Given the details of the video including snow cover, it was clear that the northward facing road was untouched by tire tracks, while roads in all other roads had seen at least some use. This is the road that connects to the government-controlled checkpoint. The pristine nature of the connecting road meant that civilian traffic in that area was likely nonexistent, and that the shelling was at minimal risk to civilians. By the end of the attack, the anti-air truck had left its protective trench, and the checkpoint was left with minimal structural damage.

Two weeks later, on February 14, Misyagin uploaded a video aptly named “Operation ‘Payback’ part two.” The video took place just over five hundred meters from where the original video was recorded. Again, a Kamaz with a ZU-23–2 anti-aircraft gun on its bed was the target of what appeared to be shelling from several different calibers.

It was not clear from this video whether the same truck from earlier was relocated to this position and then re-engaged, or if it was a different one. Nonetheless, the truck appeared to take damage to its cab during this round of shelling.

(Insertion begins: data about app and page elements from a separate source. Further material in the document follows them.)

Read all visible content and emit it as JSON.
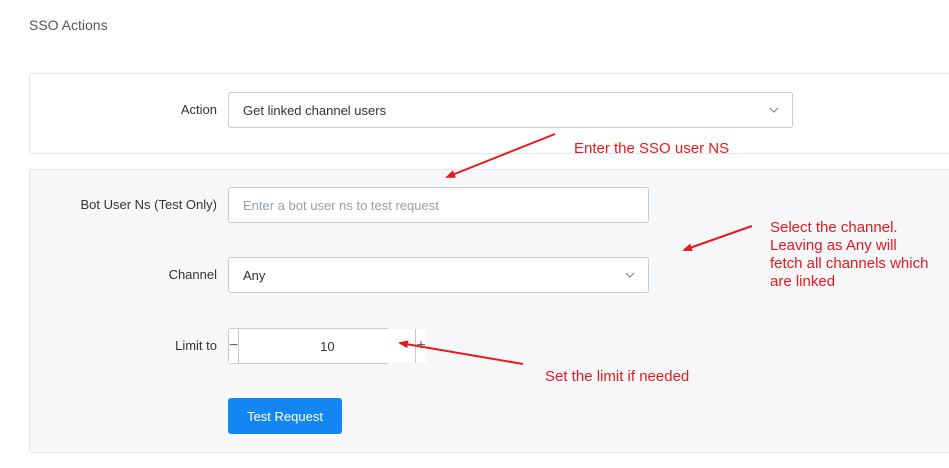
{
  "page": {
    "title": "SSO Actions"
  },
  "action": {
    "label": "Action",
    "selected": "Get linked channel users"
  },
  "bot_user_ns": {
    "label": "Bot User Ns (Test Only)",
    "placeholder": "Enter a bot user ns to test request",
    "value": ""
  },
  "channel": {
    "label": "Channel",
    "selected": "Any"
  },
  "limit": {
    "label": "Limit to",
    "value": "10",
    "minus": "−",
    "plus": "+"
  },
  "test_button": {
    "label": "Test Request"
  },
  "annotations": {
    "sso_user": "Enter the SSO user NS",
    "channel_line1": "Select the channel.",
    "channel_line2": "Leaving as Any will",
    "channel_line3": "fetch all channels which",
    "channel_line4": "are linked",
    "limit": "Set the limit if needed"
  },
  "colors": {
    "accent": "#1486f3",
    "annotation": "#e8191c",
    "panel_bg": "#f6f7f9"
  },
  "icons": {
    "select_caret": "chevron-down-icon",
    "decrement": "minus-icon",
    "increment": "plus-icon",
    "pointer": "arrow-icon"
  }
}
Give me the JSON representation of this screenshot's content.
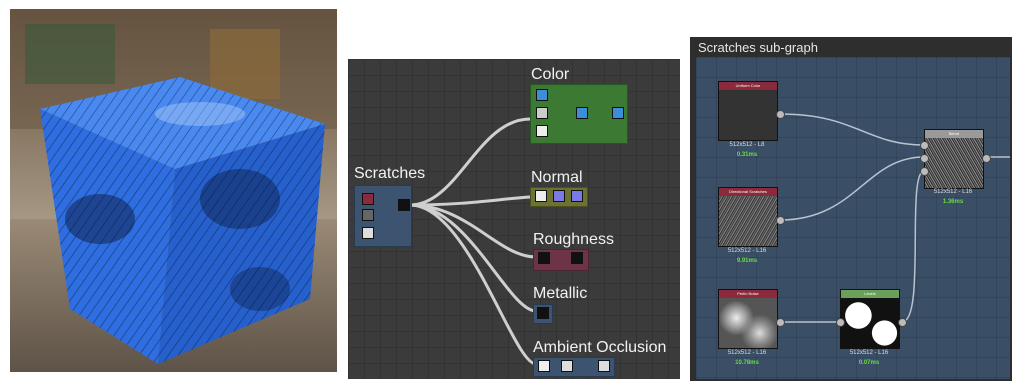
{
  "graph": {
    "frames": [
      {
        "id": "scratches",
        "label": "Scratches",
        "color": "#3c5470"
      },
      {
        "id": "color",
        "label": "Color",
        "color": "#3c7a34"
      },
      {
        "id": "normal",
        "label": "Normal",
        "color": "#6d7230"
      },
      {
        "id": "roughness",
        "label": "Roughness",
        "color": "#6d3448"
      },
      {
        "id": "metallic",
        "label": "Metallic",
        "color": "#3c5470"
      },
      {
        "id": "ao",
        "label": "Ambient Occlusion",
        "color": "#3c5470"
      }
    ]
  },
  "subgraph": {
    "title": "Scratches sub-graph",
    "nodes": [
      {
        "id": "uniform",
        "header": "Uniform Color",
        "header_color": "#8b2a3a",
        "resolution": "512x512 - L8",
        "time": "0.31ms"
      },
      {
        "id": "directional",
        "header": "Directional Scratches",
        "header_color": "#8b2a3a",
        "resolution": "512x512 - L16",
        "time": "9.91ms"
      },
      {
        "id": "perlin",
        "header": "Perlin Noise",
        "header_color": "#8b2a3a",
        "resolution": "512x512 - L16",
        "time": "10.78ms"
      },
      {
        "id": "levels",
        "header": "Levels",
        "header_color": "#6aa05a",
        "resolution": "512x512 - L16",
        "time": "0.07ms"
      },
      {
        "id": "blend",
        "header": "Blend",
        "header_color": "#9a9a9a",
        "resolution": "512x512 - L16",
        "time": "1.36ms"
      }
    ]
  },
  "colors": {
    "cube_blue": "#2f6ee0",
    "graph_bg": "#3b3b3b",
    "subgraph_bg": "#3a4f66",
    "time_green": "#66dd44"
  }
}
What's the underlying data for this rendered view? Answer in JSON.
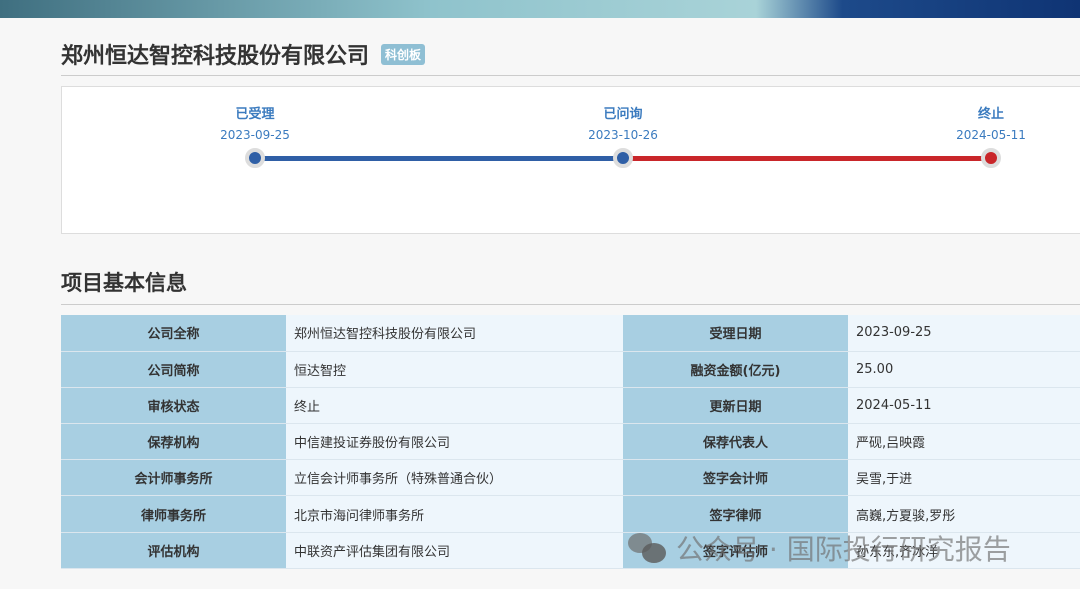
{
  "company": {
    "name": "郑州恒达智控科技股份有限公司",
    "board": "科创板"
  },
  "timeline": [
    {
      "label": "已受理",
      "date": "2023-09-25"
    },
    {
      "label": "已问询",
      "date": "2023-10-26"
    },
    {
      "label": "终止",
      "date": "2024-05-11"
    }
  ],
  "colors": {
    "blue": "#2f5fa6",
    "red": "#c9262a"
  },
  "section_title": "项目基本信息",
  "rows": [
    [
      "公司全称",
      "郑州恒达智控科技股份有限公司",
      "受理日期",
      "2023-09-25"
    ],
    [
      "公司简称",
      "恒达智控",
      "融资金额(亿元)",
      "25.00"
    ],
    [
      "审核状态",
      "终止",
      "更新日期",
      "2024-05-11"
    ],
    [
      "保荐机构",
      "中信建投证券股份有限公司",
      "保荐代表人",
      "严砚,吕映霞"
    ],
    [
      "会计师事务所",
      "立信会计师事务所（特殊普通合伙）",
      "签字会计师",
      "吴雪,于进"
    ],
    [
      "律师事务所",
      "北京市海问律师事务所",
      "签字律师",
      "高巍,方夏骏,罗彤"
    ],
    [
      "评估机构",
      "中联资产评估集团有限公司",
      "签字评估师",
      "孙东东,齐冰洋"
    ]
  ],
  "watermark": "公众号 · 国际投行研究报告"
}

Geolocation of the second shelling. (Source: Google Maps)


From the available footage, the continued utility of commercial quadcopter drones in conducting ranged attacks is apparent. Throughout the conflict, quadcopter drones have been utilized for their ability to maintain a stable hover for guiding artillery fires and dropping payloads on enemy positions. These incidents in specific also showed the limits posed by unguided munitions and consumer hardware in war as many rounds were expended, but the damage to target remained unclear. Days before this incident Ukrainian forces lost a serviceman in this area after a vehicle took an anti-tank missile hit, wounding an additional four. It is possible that this shelling was in retaliation to that incident.

These recent incidents, in part through publicly available drone footage, highlighted the nature of this protracted conflict. While fighting overall is in decline, mechanisms set in place to reduce fighting are routinely ignored, leading to a conflict characterized by intermittent skirmishes and casualties in service of no apparent territorial gain.

Follow the latest Minsk II Violations via the @DFRLab’s #MinskMonitor.

For more in-depth analysis from our regional experts follow the AtlanticCouncil’s Dinu Patriciu Eurasia Center. Or subscribe to UkraineAlert.

Follow along for more in-depth analysis from our #DigitalSherlocks.